◆ **Exercise description**
Below are entries to examine: work out how many lines contain the word "Facebook", and give only that number.
═════ Data to process
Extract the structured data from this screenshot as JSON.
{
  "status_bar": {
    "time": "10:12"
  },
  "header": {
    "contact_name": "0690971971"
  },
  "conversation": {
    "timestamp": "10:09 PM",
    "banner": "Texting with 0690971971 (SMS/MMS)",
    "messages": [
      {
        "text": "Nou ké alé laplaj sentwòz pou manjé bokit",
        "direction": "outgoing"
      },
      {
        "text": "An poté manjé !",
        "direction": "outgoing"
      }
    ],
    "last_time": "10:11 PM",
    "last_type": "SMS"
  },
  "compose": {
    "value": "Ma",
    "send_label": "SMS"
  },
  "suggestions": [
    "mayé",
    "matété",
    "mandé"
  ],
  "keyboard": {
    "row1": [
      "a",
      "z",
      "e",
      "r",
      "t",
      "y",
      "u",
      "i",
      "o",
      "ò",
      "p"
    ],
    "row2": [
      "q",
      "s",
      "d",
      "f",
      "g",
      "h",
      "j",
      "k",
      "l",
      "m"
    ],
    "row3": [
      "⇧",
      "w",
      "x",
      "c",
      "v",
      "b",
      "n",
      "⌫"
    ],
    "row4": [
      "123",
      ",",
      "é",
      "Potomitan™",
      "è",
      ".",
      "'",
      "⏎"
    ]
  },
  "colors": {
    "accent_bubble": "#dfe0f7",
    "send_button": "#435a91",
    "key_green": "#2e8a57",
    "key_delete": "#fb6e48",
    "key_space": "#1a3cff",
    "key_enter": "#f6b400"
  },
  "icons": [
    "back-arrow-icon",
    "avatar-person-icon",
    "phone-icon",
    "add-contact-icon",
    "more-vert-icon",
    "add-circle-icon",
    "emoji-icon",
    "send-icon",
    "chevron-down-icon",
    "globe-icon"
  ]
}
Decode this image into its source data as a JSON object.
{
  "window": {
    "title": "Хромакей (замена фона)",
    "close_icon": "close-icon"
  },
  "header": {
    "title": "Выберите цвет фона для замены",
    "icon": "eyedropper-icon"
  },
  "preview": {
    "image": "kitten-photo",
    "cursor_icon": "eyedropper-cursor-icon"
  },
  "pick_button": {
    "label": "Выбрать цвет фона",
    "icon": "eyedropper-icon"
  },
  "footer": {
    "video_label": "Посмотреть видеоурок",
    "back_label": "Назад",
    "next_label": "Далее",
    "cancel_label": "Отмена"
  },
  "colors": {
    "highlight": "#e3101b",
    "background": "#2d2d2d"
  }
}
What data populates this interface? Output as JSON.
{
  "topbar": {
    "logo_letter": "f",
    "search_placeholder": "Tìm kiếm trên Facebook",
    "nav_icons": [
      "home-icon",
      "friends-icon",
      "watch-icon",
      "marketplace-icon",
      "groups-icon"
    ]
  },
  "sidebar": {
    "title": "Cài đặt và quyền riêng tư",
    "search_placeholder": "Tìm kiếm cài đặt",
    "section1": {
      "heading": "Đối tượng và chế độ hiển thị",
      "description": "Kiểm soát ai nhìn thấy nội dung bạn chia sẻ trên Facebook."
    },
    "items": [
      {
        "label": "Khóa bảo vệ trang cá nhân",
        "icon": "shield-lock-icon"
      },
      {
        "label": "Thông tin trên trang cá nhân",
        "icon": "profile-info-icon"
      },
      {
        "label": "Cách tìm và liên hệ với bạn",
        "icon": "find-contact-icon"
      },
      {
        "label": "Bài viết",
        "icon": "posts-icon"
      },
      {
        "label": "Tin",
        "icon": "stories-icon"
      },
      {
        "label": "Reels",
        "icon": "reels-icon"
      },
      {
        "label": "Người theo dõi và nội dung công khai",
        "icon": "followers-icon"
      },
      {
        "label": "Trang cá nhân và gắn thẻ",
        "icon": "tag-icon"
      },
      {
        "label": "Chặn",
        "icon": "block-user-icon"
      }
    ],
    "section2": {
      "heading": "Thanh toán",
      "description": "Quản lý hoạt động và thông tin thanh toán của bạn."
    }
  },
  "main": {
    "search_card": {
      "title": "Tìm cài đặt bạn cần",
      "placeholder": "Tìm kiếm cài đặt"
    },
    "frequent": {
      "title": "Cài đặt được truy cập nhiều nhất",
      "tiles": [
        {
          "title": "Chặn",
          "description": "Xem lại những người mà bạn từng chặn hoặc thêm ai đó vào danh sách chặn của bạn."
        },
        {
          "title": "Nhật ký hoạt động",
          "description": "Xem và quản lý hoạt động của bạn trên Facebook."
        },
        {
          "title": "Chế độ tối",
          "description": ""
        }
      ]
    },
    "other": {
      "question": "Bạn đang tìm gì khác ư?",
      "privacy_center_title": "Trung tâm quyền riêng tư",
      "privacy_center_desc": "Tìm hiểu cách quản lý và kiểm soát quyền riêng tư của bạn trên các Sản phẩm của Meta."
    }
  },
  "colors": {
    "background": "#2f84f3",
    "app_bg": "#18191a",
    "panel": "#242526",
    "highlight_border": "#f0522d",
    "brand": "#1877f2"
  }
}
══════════
◆ **Task solution**
3